# [Given data]
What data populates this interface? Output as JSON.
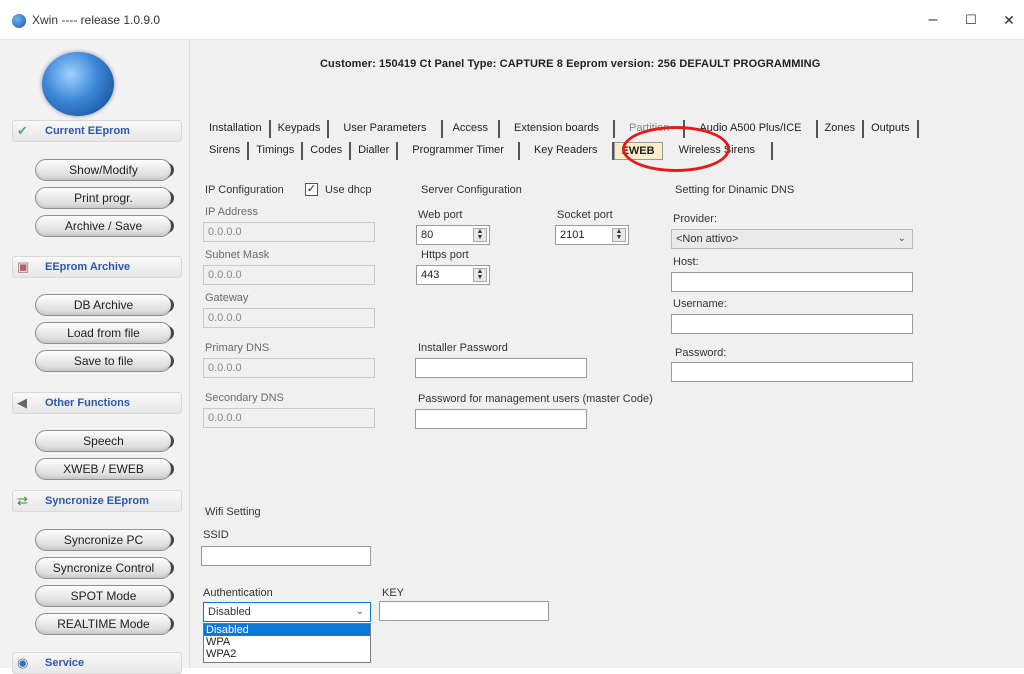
{
  "window": {
    "title": "Xwin ---- release 1.0.9.0",
    "minimize": "–",
    "maximize": "☐",
    "close": "✕"
  },
  "header": {
    "info": "Customer: 150419 Ct Panel Type: CAPTURE 8 Eeprom version: 256  DEFAULT PROGRAMMING"
  },
  "sidebar": {
    "sections": [
      {
        "title": "Current EEprom",
        "icon": "check-shield-icon",
        "buttons": [
          "Show/Modify",
          "Print progr.",
          "Archive / Save"
        ]
      },
      {
        "title": "EEprom Archive",
        "icon": "archive-icon",
        "buttons": [
          "DB Archive",
          "Load from file",
          "Save to file"
        ]
      },
      {
        "title": "Other Functions",
        "icon": "speaker-icon",
        "buttons": [
          "Speech",
          "XWEB / EWEB"
        ]
      },
      {
        "title": "Syncronize EEprom",
        "icon": "sync-icon",
        "buttons": [
          "Syncronize PC",
          "Syncronize Control",
          "SPOT Mode",
          "REALTIME Mode"
        ]
      },
      {
        "title": "Service",
        "icon": "service-icon"
      }
    ]
  },
  "tabs": {
    "row1": [
      "Installation",
      "Keypads",
      "User Parameters",
      "Access",
      "Extension boards",
      "Partition",
      "Audio A500 Plus/ICE",
      "Zones",
      "Outputs"
    ],
    "row2": [
      "Sirens",
      "Timings",
      "Codes",
      "Dialler",
      "Programmer Timer",
      "Key Readers",
      "EWEB",
      "Wireless Sirens"
    ],
    "active": "EWEB"
  },
  "ip": {
    "section_label": "IP Configuration",
    "use_dhcp_label": "Use dhcp",
    "use_dhcp_checked": true,
    "ip_address_label": "IP Address",
    "ip_address_value": "0.0.0.0",
    "subnet_label": "Subnet Mask",
    "subnet_value": "0.0.0.0",
    "gateway_label": "Gateway",
    "gateway_value": "0.0.0.0",
    "primary_dns_label": "Primary DNS",
    "primary_dns_value": "0.0.0.0",
    "secondary_dns_label": "Secondary DNS",
    "secondary_dns_value": "0.0.0.0"
  },
  "server": {
    "section_label": "Server Configuration",
    "web_port_label": "Web port",
    "web_port_value": "80",
    "socket_port_label": "Socket port",
    "socket_port_value": "2101",
    "https_port_label": "Https port",
    "https_port_value": "443",
    "installer_password_label": "Installer Password",
    "master_password_label": "Password for management users (master Code)"
  },
  "ddns": {
    "section_label": "Setting for Dinamic DNS",
    "provider_label": "Provider:",
    "provider_value": "<Non attivo>",
    "host_label": "Host:",
    "username_label": "Username:",
    "password_label": "Password:"
  },
  "wifi": {
    "section_label": "Wifi Setting",
    "ssid_label": "SSID",
    "auth_label": "Authentication",
    "auth_value": "Disabled",
    "key_label": "KEY",
    "auth_options": [
      "Disabled",
      "WPA",
      "WPA2"
    ]
  },
  "colors": {
    "highlight_circle": "#e21c1c",
    "dropdown_selection": "#0a78d7",
    "section_title": "#2b59a8"
  }
}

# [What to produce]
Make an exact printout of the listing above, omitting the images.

# [Worked solution]
What data populates this interface? Output as JSON.
{
  "window": {
    "title": "Xwin ---- release 1.0.9.0",
    "minimize": "–",
    "maximize": "☐",
    "close": "✕"
  },
  "header": {
    "info": "Customer: 150419 Ct Panel Type: CAPTURE 8 Eeprom version: 256  DEFAULT PROGRAMMING"
  },
  "sidebar": {
    "sections": [
      {
        "title": "Current EEprom",
        "icon": "check-shield-icon",
        "buttons": [
          "Show/Modify",
          "Print progr.",
          "Archive / Save"
        ]
      },
      {
        "title": "EEprom Archive",
        "icon": "archive-icon",
        "buttons": [
          "DB Archive",
          "Load from file",
          "Save to file"
        ]
      },
      {
        "title": "Other Functions",
        "icon": "speaker-icon",
        "buttons": [
          "Speech",
          "XWEB / EWEB"
        ]
      },
      {
        "title": "Syncronize EEprom",
        "icon": "sync-icon",
        "buttons": [
          "Syncronize PC",
          "Syncronize Control",
          "SPOT Mode",
          "REALTIME Mode"
        ]
      },
      {
        "title": "Service",
        "icon": "service-icon"
      }
    ]
  },
  "tabs": {
    "row1": [
      "Installation",
      "Keypads",
      "User Parameters",
      "Access",
      "Extension boards",
      "Partition",
      "Audio A500 Plus/ICE",
      "Zones",
      "Outputs"
    ],
    "row2": [
      "Sirens",
      "Timings",
      "Codes",
      "Dialler",
      "Programmer Timer",
      "Key Readers",
      "EWEB",
      "Wireless Sirens"
    ],
    "active": "EWEB"
  },
  "ip": {
    "section_label": "IP Configuration",
    "use_dhcp_label": "Use dhcp",
    "use_dhcp_checked": true,
    "ip_address_label": "IP Address",
    "ip_address_value": "0.0.0.0",
    "subnet_label": "Subnet Mask",
    "subnet_value": "0.0.0.0",
    "gateway_label": "Gateway",
    "gateway_value": "0.0.0.0",
    "primary_dns_label": "Primary DNS",
    "primary_dns_value": "0.0.0.0",
    "secondary_dns_label": "Secondary DNS",
    "secondary_dns_value": "0.0.0.0"
  },
  "server": {
    "section_label": "Server Configuration",
    "web_port_label": "Web port",
    "web_port_value": "80",
    "socket_port_label": "Socket port",
    "socket_port_value": "2101",
    "https_port_label": "Https port",
    "https_port_value": "443",
    "installer_password_label": "Installer Password",
    "master_password_label": "Password for management users (master Code)"
  },
  "ddns": {
    "section_label": "Setting for Dinamic DNS",
    "provider_label": "Provider:",
    "provider_value": "<Non attivo>",
    "host_label": "Host:",
    "username_label": "Username:",
    "password_label": "Password:"
  },
  "wifi": {
    "section_label": "Wifi Setting",
    "ssid_label": "SSID",
    "auth_label": "Authentication",
    "auth_value": "Disabled",
    "key_label": "KEY",
    "auth_options": [
      "Disabled",
      "WPA",
      "WPA2"
    ]
  },
  "colors": {
    "highlight_circle": "#e21c1c",
    "dropdown_selection": "#0a78d7",
    "section_title": "#2b59a8"
  }
}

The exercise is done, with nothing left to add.